“You want that temperature to be high enough to allow for the fast extraction of the most interesting flavors, but not so high that it creates negative flavours.”
Photo Credit: Kayla Phaneuf
The bloom is essentially the first stage of brewing filter coffee. Once the grounds have been added to the filter, a small amount of water should be poured over to wet them (often at a water-coffee ratio of between 2:1 and 3:1). The brewer should then wait for 30 to 45 seconds. This allows any CO2 in the coffee grounds to release, which reduces undesirable, astringent flavours and improves extraction.
Dale says that by pre-wetting the grounds at the beginning of the brew, you are more likely to finish with an even extraction.
“When you pour that water on, particularly if the coffee is really fresh, it will drive out any carbon dioxide caught in the coffee grounds,” he explains. “That helps extraction as well, because it means that whatever you pour in later gets closer to the coffee.”
It’s also important to make sure that all the grounds are saturated for the bloom, even if this means you need to pour in more water. Dale says: “A little too much water causes fewer problems than not enough water.

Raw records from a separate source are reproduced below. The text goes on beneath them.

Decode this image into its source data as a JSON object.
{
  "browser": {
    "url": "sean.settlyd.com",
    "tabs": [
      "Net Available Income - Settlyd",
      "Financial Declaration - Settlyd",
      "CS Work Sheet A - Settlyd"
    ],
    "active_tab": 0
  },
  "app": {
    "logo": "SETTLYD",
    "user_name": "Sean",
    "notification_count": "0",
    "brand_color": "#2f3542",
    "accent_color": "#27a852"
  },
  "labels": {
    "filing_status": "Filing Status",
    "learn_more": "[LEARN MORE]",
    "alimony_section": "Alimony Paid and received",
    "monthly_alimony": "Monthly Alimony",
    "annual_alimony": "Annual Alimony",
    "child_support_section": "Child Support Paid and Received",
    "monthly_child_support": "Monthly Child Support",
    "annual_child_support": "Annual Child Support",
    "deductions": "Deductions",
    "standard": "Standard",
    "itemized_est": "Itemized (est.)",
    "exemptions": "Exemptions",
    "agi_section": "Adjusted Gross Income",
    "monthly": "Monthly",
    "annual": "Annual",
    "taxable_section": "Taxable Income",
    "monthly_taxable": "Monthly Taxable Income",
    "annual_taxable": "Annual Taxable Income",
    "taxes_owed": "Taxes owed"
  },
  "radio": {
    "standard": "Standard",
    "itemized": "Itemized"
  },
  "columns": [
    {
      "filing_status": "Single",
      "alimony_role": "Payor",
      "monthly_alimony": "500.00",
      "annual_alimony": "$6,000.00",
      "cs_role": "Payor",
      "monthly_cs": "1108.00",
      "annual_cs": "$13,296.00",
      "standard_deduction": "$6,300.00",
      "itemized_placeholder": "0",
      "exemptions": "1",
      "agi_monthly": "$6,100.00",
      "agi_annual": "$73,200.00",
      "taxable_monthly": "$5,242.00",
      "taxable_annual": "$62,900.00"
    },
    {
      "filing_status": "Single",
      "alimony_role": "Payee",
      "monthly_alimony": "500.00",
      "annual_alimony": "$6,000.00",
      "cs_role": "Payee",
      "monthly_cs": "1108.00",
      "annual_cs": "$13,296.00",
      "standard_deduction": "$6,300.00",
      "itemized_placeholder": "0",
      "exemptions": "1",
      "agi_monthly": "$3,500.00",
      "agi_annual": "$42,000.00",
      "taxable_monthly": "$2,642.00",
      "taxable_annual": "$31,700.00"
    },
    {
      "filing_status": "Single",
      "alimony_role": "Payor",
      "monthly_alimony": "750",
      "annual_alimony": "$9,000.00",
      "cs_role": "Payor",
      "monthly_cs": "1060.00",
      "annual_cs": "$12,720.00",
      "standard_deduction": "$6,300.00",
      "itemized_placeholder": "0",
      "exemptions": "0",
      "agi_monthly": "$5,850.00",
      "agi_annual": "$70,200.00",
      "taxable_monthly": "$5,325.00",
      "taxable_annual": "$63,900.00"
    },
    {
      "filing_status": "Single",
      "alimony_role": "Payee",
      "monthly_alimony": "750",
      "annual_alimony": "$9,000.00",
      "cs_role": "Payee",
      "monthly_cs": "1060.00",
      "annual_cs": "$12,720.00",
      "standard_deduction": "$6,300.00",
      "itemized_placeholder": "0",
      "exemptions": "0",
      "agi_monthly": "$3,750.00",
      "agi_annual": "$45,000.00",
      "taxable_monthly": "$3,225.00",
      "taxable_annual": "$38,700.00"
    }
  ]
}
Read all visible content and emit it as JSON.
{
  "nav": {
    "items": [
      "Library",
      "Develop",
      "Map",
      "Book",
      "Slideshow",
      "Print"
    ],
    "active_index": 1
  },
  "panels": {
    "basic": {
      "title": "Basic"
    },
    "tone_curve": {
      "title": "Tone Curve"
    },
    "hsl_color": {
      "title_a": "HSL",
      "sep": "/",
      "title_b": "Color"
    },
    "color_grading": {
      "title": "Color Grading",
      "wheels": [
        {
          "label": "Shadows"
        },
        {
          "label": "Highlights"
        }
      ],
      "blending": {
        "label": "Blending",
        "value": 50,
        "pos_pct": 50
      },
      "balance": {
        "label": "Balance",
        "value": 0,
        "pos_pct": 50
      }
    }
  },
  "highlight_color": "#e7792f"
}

“You’re trying to make sure there are no dry patches in the coffee bed. So particularly if you’re brewing pour over, you’ll want to pour slowly at first, and make sure that any dry grounds you can see make contact with the water. Some people will also want to stir the grounds to help spread that water across it.”
Dale says it’s important to consider all of these variables. Not only does it lead to a good, well-balanced cup of coffee, it also gives the brewer more control over the process and improves consistency.
“I think consistency is the essential element,” Dale says. “Whenever you have consistency, you can taste the coffee and change something about the recipe.”
Photo Credit: Avery Evans
Manual Or Batch Brew?
Another important element to consider when it comes to brewing filter coffee is whether or not you’re opting for manual or batch brew. The main differences, Dale says, are batch size and brewing time.
To choose between the two, it’s important to understand what you want from your coffee. If you want a slower, more “human” approach with more direct control, for instance, you can choose from a wide range of manual brewing methods. These range from the ever-popular CHEMEX® to drippers like the V60 and the Kalita Wave.
While manual brewing does allow you more control, however, it is also difficult to replicate the same brew recipe time and time again. Dale says that if you want to offer a delicious, high-quality coffee consistency in large quantities, batch brew is the way to go.
Dale says that one such option is the Ottomatic®, a brewer brought to you by Marco and CHEMEX®. The Ottomatic® domestic filter coffee brewer automates the filter brewing process usually managed by a skilled barista in a specialty coffee shop.
By managing time, temperature, and turbulence, the Ottomatic® coffee maker facilitates even, consistent extraction and ensures that every cup of coffee brewed at home is premium and barista-standard. It also features an iced coffee mode.
“Because it controls a set of variables, it puts the control back on you to play with some of the others and get different results from a given coffee,” Dale explains.
Filter coffee is a great way to enjoy a wide range of beans. The filter removes any granules and results in a clean and clear cup, while the range of different filter brewing methods on offer means that every coffee consumer can find something that works for them.
However, no matter which filter coffee brewing method you choose, a firm understanding of the basics as well as a machine like the Ottomatic® will help you to prepare high-quality filter coffee from the comfort of your own home. In the end, the most important thing is that you enjoy the process and the results.